◆ **EXERCISE GOAL**
Could every line of the data be printed exactly as it reads?

(Records from a data source)
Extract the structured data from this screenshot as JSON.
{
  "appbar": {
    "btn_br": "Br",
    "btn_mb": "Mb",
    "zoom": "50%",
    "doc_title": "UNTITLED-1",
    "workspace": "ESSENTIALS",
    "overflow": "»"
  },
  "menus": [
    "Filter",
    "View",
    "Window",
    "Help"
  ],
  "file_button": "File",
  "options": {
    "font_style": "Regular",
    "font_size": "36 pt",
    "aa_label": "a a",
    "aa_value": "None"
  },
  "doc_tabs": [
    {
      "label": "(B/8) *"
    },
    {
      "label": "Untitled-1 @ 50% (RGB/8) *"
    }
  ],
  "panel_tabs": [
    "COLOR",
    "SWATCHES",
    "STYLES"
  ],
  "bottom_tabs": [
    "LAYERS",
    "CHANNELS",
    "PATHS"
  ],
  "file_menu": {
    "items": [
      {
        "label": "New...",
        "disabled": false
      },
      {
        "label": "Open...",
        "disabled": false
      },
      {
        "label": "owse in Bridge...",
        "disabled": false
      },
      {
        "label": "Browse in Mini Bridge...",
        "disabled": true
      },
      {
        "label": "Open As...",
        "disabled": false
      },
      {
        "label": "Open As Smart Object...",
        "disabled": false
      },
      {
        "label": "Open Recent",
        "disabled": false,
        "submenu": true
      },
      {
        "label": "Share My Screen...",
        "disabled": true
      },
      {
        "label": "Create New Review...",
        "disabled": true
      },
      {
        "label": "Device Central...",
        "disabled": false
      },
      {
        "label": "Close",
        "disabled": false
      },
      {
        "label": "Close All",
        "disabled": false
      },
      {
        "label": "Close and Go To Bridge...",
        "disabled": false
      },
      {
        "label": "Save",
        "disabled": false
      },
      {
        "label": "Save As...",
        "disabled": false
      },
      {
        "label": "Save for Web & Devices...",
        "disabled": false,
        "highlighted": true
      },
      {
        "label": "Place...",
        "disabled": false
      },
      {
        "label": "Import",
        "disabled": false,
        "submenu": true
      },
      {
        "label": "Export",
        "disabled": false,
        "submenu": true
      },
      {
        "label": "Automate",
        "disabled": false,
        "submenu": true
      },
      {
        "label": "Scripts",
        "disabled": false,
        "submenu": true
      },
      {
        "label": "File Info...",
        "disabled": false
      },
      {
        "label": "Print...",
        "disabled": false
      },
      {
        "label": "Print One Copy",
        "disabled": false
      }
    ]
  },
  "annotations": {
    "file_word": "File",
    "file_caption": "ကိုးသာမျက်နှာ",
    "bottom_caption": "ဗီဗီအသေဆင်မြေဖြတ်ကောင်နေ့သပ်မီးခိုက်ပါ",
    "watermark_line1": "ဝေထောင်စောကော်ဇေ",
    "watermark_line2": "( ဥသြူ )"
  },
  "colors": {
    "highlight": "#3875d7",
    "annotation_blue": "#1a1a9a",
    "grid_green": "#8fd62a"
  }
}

◆ **SOLUTION**
Extract the structured data from this screenshot as JSON.
{
  "appbar": {
    "btn_br": "Br",
    "btn_mb": "Mb",
    "zoom": "50%",
    "doc_title": "UNTITLED-1",
    "workspace": "ESSENTIALS",
    "overflow": "»"
  },
  "menus": [
    "Filter",
    "View",
    "Window",
    "Help"
  ],
  "file_button": "File",
  "options": {
    "font_style": "Regular",
    "font_size": "36 pt",
    "aa_label": "a a",
    "aa_value": "None"
  },
  "doc_tabs": [
    {
      "label": "(B/8) *"
    },
    {
      "label": "Untitled-1 @ 50% (RGB/8) *"
    }
  ],
  "panel_tabs": [
    "COLOR",
    "SWATCHES",
    "STYLES"
  ],
  "bottom_tabs": [
    "LAYERS",
    "CHANNELS",
    "PATHS"
  ],
  "file_menu": {
    "items": [
      {
        "label": "New...",
        "disabled": false
      },
      {
        "label": "Open...",
        "disabled": false
      },
      {
        "label": "owse in Bridge...",
        "disabled": false
      },
      {
        "label": "Browse in Mini Bridge...",
        "disabled": true
      },
      {
        "label": "Open As...",
        "disabled": false
      },
      {
        "label": "Open As Smart Object...",
        "disabled": false
      },
      {
        "label": "Open Recent",
        "disabled": false,
        "submenu": true
      },
      {
        "label": "Share My Screen...",
        "disabled": true
      },
      {
        "label": "Create New Review...",
        "disabled": true
      },
      {
        "label": "Device Central...",
        "disabled": false
      },
      {
        "label": "Close",
        "disabled": false
      },
      {
        "label": "Close All",
        "disabled": false
      },
      {
        "label": "Close and Go To Bridge...",
        "disabled": false
      },
      {
        "label": "Save",
        "disabled": false
      },
      {
        "label": "Save As...",
        "disabled": false
      },
      {
        "label": "Save for Web & Devices...",
        "disabled": false,
        "highlighted": true
      },
      {
        "label": "Place...",
        "disabled": false
      },
      {
        "label": "Import",
        "disabled": false,
        "submenu": true
      },
      {
        "label": "Export",
        "disabled": false,
        "submenu": true
      },
      {
        "label": "Automate",
        "disabled": false,
        "submenu": true
      },
      {
        "label": "Scripts",
        "disabled": false,
        "submenu": true
      },
      {
        "label": "File Info...",
        "disabled": false
      },
      {
        "label": "Print...",
        "disabled": false
      },
      {
        "label": "Print One Copy",
        "disabled": false
      }
    ]
  },
  "annotations": {
    "file_word": "File",
    "file_caption": "ကိုးသာမျက်နှာ",
    "bottom_caption": "ဗီဗီအသေဆင်မြေဖြတ်ကောင်နေ့သပ်မီးခိုက်ပါ",
    "watermark_line1": "ဝေထောင်စောကော်ဇေ",
    "watermark_line2": "( ဥသြူ )"
  },
  "colors": {
    "highlight": "#3875d7",
    "annotation_blue": "#1a1a9a",
    "grid_green": "#8fd62a"
  }
}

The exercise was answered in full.